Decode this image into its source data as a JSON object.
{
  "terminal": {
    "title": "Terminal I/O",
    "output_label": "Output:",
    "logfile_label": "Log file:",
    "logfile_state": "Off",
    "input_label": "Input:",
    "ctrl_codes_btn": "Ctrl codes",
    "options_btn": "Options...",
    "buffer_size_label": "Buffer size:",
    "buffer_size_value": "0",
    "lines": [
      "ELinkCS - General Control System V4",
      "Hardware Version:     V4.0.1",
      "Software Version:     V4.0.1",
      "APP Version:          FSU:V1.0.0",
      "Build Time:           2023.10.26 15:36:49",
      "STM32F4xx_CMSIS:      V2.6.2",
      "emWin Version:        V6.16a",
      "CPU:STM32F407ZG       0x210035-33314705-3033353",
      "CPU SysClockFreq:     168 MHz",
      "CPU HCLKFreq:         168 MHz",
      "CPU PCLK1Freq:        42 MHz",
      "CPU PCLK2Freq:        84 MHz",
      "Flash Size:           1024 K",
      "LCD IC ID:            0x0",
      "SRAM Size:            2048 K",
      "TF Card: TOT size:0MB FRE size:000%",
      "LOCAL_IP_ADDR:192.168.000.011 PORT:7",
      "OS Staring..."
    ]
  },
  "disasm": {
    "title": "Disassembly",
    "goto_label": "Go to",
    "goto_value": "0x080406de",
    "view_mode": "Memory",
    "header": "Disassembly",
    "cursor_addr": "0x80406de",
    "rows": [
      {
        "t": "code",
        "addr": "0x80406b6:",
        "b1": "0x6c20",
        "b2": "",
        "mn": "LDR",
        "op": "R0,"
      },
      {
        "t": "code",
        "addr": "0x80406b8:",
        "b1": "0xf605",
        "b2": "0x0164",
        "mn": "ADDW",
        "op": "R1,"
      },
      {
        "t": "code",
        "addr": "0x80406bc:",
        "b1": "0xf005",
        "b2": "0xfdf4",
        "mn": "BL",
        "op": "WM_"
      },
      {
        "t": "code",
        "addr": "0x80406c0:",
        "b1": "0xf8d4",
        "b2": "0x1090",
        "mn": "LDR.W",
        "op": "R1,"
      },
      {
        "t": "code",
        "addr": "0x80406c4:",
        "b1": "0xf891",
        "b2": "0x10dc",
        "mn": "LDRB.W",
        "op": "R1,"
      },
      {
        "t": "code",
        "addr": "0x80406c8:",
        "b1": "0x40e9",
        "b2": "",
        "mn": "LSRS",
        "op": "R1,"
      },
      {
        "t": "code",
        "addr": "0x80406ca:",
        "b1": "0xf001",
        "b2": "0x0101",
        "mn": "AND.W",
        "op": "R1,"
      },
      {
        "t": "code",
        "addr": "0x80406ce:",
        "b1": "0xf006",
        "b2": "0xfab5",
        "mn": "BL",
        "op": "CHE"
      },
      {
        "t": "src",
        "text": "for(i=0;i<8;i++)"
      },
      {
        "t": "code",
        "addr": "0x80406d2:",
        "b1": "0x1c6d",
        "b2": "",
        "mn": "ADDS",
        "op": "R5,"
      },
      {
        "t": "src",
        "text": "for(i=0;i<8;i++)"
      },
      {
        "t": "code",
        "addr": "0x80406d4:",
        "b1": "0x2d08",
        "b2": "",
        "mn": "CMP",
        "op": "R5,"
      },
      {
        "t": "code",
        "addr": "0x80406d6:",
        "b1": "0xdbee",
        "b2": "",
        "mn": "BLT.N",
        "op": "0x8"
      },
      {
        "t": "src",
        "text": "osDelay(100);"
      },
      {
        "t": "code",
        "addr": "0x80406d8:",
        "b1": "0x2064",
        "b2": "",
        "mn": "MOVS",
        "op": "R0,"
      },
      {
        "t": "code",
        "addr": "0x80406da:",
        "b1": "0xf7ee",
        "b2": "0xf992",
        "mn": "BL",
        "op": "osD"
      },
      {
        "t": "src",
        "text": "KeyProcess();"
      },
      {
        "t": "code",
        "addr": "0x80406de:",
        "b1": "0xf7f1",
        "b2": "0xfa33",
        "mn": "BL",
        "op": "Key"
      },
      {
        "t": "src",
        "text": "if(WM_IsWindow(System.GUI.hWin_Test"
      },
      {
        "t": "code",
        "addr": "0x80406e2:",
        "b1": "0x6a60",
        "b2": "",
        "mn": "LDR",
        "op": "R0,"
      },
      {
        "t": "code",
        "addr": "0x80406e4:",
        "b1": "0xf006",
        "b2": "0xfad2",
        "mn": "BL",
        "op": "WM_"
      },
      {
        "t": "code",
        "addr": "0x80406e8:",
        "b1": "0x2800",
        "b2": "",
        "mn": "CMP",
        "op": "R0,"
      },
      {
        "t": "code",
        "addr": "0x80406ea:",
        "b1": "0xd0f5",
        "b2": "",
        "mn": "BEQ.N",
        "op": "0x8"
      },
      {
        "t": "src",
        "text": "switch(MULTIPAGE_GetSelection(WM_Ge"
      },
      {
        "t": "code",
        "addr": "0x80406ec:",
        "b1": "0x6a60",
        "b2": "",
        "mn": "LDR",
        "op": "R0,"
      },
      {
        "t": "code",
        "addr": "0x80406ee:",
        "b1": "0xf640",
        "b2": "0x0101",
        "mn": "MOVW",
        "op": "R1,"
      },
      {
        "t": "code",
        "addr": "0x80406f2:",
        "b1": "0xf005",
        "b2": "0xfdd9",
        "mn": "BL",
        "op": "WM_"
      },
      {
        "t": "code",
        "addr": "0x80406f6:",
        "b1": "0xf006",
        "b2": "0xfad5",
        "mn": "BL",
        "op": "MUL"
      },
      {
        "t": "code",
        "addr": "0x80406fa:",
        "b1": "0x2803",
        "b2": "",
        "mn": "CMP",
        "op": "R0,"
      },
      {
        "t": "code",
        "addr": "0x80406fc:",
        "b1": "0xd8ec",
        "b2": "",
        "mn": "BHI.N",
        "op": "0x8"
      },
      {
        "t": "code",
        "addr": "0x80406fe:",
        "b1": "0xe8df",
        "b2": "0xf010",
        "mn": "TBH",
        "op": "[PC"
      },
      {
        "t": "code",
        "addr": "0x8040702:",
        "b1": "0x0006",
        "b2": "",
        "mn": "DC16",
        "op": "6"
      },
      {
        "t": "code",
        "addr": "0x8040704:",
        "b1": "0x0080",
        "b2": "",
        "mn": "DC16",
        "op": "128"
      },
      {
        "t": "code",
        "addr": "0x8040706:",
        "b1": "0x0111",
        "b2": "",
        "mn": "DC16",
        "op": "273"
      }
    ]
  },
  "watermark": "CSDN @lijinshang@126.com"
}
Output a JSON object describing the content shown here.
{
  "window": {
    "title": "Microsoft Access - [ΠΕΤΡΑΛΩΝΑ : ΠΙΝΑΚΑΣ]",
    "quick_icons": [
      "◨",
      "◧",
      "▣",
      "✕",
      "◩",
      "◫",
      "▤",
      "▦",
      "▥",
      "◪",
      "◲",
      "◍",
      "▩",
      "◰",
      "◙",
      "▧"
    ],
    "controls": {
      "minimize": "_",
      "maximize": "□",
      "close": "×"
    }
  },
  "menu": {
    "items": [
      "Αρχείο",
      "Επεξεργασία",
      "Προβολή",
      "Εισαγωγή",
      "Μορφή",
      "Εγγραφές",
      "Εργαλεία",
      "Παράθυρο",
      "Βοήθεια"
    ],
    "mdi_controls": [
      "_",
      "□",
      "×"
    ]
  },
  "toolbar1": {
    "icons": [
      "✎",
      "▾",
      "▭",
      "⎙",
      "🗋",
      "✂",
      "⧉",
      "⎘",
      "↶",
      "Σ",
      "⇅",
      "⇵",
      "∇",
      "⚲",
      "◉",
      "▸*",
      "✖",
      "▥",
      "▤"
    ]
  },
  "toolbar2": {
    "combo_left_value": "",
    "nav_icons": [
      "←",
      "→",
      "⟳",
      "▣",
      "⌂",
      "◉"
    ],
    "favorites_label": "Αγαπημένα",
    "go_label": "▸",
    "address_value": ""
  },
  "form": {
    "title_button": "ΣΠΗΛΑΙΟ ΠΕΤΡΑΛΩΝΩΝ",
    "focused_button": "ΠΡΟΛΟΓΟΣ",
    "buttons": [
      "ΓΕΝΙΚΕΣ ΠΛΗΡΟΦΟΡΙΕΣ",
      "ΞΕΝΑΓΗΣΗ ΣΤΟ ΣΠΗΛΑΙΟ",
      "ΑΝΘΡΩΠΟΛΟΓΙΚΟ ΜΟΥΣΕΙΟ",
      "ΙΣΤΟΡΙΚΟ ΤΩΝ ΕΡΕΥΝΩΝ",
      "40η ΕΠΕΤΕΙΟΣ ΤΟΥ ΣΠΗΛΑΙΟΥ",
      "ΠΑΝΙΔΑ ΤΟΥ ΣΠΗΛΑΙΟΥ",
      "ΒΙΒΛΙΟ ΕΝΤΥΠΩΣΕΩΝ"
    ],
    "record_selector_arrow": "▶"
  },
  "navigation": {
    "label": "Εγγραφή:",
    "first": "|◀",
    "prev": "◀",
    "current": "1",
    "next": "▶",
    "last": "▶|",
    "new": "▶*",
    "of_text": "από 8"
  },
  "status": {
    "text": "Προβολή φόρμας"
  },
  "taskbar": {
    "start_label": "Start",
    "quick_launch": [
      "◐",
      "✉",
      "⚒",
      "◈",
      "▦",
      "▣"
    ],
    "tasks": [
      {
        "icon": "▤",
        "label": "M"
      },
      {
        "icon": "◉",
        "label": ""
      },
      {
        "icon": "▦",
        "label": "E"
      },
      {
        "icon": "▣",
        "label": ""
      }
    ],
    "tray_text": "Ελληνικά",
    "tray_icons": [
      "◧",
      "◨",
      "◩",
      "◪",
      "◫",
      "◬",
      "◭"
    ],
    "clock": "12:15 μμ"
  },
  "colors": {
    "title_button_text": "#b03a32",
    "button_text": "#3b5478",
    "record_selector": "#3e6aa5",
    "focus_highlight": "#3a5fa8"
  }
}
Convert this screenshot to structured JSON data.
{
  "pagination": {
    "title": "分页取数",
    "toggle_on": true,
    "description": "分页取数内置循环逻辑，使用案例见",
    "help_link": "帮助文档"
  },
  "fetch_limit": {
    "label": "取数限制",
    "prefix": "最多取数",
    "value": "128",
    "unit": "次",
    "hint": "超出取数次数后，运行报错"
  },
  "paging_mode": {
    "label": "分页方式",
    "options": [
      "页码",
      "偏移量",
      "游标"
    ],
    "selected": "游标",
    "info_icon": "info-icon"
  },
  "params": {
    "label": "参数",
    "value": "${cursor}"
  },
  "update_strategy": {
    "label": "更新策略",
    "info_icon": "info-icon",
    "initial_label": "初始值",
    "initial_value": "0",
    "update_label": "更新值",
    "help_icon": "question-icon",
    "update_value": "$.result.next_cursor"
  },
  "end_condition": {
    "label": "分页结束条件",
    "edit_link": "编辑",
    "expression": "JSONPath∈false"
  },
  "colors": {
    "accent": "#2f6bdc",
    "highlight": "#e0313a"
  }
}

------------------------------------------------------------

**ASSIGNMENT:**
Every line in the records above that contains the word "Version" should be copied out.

**RESULT BELOW:**
      "Hardware Version:     V4.0.1",
      "Software Version:     V4.0.1",
      "APP Version:          FSU:V1.0.0",
      "emWin Version:        V6.16a",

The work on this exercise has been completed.